--- Given entries ---
■ ■ ■
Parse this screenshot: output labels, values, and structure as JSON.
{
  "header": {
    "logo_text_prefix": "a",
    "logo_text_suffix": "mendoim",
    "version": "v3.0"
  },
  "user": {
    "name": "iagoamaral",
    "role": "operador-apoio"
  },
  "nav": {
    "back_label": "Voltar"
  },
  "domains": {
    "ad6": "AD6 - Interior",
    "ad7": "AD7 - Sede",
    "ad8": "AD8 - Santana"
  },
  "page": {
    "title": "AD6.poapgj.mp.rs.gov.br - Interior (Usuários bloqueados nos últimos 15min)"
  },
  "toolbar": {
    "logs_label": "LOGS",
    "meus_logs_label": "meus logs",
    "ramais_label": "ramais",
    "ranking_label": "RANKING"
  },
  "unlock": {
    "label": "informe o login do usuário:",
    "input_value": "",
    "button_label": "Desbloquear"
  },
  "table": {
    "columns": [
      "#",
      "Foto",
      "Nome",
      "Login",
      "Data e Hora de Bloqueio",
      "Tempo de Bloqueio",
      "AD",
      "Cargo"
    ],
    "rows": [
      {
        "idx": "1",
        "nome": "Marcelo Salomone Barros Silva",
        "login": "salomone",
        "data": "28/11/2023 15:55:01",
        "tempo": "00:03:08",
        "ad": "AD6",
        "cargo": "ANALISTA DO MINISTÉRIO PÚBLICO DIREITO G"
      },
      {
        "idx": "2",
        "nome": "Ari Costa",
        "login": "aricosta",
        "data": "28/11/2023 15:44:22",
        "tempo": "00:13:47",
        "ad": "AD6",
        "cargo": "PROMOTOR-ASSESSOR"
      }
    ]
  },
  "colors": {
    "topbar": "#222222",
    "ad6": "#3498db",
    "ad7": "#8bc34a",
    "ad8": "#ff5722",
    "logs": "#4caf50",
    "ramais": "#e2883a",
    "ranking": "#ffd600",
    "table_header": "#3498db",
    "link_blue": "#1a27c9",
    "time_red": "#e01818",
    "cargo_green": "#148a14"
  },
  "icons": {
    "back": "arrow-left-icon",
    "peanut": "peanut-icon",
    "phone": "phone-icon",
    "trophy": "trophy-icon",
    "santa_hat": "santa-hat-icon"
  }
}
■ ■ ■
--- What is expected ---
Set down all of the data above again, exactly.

--- Solved problem ---
Parse this screenshot: output labels, values, and structure as JSON.
{
  "header": {
    "logo_text_prefix": "a",
    "logo_text_suffix": "mendoim",
    "version": "v3.0"
  },
  "user": {
    "name": "iagoamaral",
    "role": "operador-apoio"
  },
  "nav": {
    "back_label": "Voltar"
  },
  "domains": {
    "ad6": "AD6 - Interior",
    "ad7": "AD7 - Sede",
    "ad8": "AD8 - Santana"
  },
  "page": {
    "title": "AD6.poapgj.mp.rs.gov.br - Interior (Usuários bloqueados nos últimos 15min)"
  },
  "toolbar": {
    "logs_label": "LOGS",
    "meus_logs_label": "meus logs",
    "ramais_label": "ramais",
    "ranking_label": "RANKING"
  },
  "unlock": {
    "label": "informe o login do usuário:",
    "input_value": "",
    "button_label": "Desbloquear"
  },
  "table": {
    "columns": [
      "#",
      "Foto",
      "Nome",
      "Login",
      "Data e Hora de Bloqueio",
      "Tempo de Bloqueio",
      "AD",
      "Cargo"
    ],
    "rows": [
      {
        "idx": "1",
        "nome": "Marcelo Salomone Barros Silva",
        "login": "salomone",
        "data": "28/11/2023 15:55:01",
        "tempo": "00:03:08",
        "ad": "AD6",
        "cargo": "ANALISTA DO MINISTÉRIO PÚBLICO DIREITO G"
      },
      {
        "idx": "2",
        "nome": "Ari Costa",
        "login": "aricosta",
        "data": "28/11/2023 15:44:22",
        "tempo": "00:13:47",
        "ad": "AD6",
        "cargo": "PROMOTOR-ASSESSOR"
      }
    ]
  },
  "colors": {
    "topbar": "#222222",
    "ad6": "#3498db",
    "ad7": "#8bc34a",
    "ad8": "#ff5722",
    "logs": "#4caf50",
    "ramais": "#e2883a",
    "ranking": "#ffd600",
    "table_header": "#3498db",
    "link_blue": "#1a27c9",
    "time_red": "#e01818",
    "cargo_green": "#148a14"
  },
  "icons": {
    "back": "arrow-left-icon",
    "peanut": "peanut-icon",
    "phone": "phone-icon",
    "trophy": "trophy-icon",
    "santa_hat": "santa-hat-icon"
  }
}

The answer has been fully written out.